Read more:

https://hagermanvalleychamber.com/membership_directory/fish-breeders-of-idaho/

https://oregontechsfstatic.azureedge.net/sitefinity-production/docs/default-source/geoheat-center-documents/quarterly-bulletin/vol-25/art7.pdf?sfvrsn=98268d60_4

https://www.nrel.gov/docs/fy04osti/36316.pdf

Modeling and Simulation Forum #2 RECORDING

Utah FORGE Modeling and Simulation Forum #2

"Hydraulic Fracture Stimulation Patterns in the FORGE Reservoir Using Multiple Stochastic DFN Realizations and Variable Stress Conditions" presented by Aleta Finnila (Golder)

May 20 at 11 am MDT

The presentation includes a summary of the current FORGE reference DFN and the sensitivity work performed to find average and end-member DFN realizations for hydraulic stimulation of the new well 16A(78)-32. There is a discussion of how the DFN can be used by other modelers and what type of filters should be used on the DFN in order to extract the best set of fractures for a particular simulation goal.The presentation includes a summary of the current FORGE reference DFN and the sensitivity work performed to find average and end-member DFN realizations for hydraulic stimulation of the new well 16A(78)-32. There is a discussion of how the DFN can be used by other modelers and what type of filters should be used on the DFN in order to extract the best set of fractures for a particular simulation goal.

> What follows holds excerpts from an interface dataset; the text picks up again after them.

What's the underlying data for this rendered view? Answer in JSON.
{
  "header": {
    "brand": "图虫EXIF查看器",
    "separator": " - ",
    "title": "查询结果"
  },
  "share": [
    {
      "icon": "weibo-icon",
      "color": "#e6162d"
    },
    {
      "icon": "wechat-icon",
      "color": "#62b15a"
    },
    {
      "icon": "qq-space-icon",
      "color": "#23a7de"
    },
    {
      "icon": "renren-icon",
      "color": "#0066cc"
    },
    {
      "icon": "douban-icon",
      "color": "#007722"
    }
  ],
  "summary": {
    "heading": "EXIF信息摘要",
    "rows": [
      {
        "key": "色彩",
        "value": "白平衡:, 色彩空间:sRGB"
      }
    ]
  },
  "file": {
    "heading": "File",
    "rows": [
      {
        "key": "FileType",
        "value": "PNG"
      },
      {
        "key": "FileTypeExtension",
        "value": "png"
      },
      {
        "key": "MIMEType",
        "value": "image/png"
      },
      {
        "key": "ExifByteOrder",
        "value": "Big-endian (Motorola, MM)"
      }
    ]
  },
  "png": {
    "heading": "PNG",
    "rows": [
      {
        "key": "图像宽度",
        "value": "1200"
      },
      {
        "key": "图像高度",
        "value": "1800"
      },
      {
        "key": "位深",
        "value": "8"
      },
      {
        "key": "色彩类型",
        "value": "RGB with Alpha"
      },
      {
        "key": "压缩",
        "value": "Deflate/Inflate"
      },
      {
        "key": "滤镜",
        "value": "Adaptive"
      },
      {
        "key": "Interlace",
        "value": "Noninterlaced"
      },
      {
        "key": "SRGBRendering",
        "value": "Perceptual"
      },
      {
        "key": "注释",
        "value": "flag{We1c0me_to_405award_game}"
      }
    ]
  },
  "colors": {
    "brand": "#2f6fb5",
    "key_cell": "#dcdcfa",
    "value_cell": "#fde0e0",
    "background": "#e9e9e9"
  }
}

This is the second forum of the series and is intended to have an open format to present modeling and simulation, both completed and planned, as well as activities being conducted by the Utah FORGE Team. This webinar has been recorded and is now available for viewing.

UPDATE: Audio recording has been fixed. Enjoy the full version.

The pdf of the presentation is available 20200516_MSForum-post.

References mentioned:

  • For details on the FORGE DFN development:

Finnila, A., Forbes, B., and Podgorney, R.: Building and Utilizing a Discrete Fracture Network Model of the FORGE Utah Site, Proceedings, 44th Workshop on Geothermal Reservoir Engineering, Stanford University, Stanford, CA (2019).

  • Details on sensitivity work for stochastic realization and stress state:

Finnila, A., and R.K. Podgorney. 2020. Exploring hydraulic fracture stimulation patterns in the FORGE reservoir using multiple stochastic DFN realizations and variable stress conditions. In Proceedings, 45th Workshop on Geothermal Reservoir Engineering, Stanford University, Stanford, California.

  • Mentioned, but it isn't central in this presentation:

Xing, P., Duane, W, Rickard, B., Barker, B., Finnila, A., Ghassemi, A., Pankow, K., Podgorney, R., Moore, J., Goncharov, A., McLennan, J.: Interpretation of In-Situ Injection Measurements at the FORGE Site, Proceedings, 45th Workshop on Geothermal Reservoir Engineering, Stanford University, Stanford, CA (2020).

  • Other supporting information for the Forum, details on the reference earth and native state models can be found on the Earth Model  and  Numerical Modeling  pages.

To view the 1st forum as well as the schedule of upcoming webinars visit the Modeling and Simulation Forum page.

To receive updates and special announcements please SUBSCRIBE

Modeling and Simulation Forum #1 RECORDING

The inaugural Modeling and Simulation Forum was held on April 15, 2020 and if you weren't able to participate you can check out the video recording of the webinar below.

Topics that were covered included an overview of the Utah FORGE project, a description of the numerical methods and codes that have used, a summary of modelling results dealing with discrete fracture network, the distribution of stress, and the planning of well trajectories.

Download the PDF of the slides:

20200415_MSForum-post

This will be a recurring event to keep the EGS community updated on our activities and, most importantly, to gain the community's feedback.

For more information about upcoming webinars visit the Modeling and Simulation Forum page

For news, special announcement about the Utah FORGE project activities please SUBSCRIBE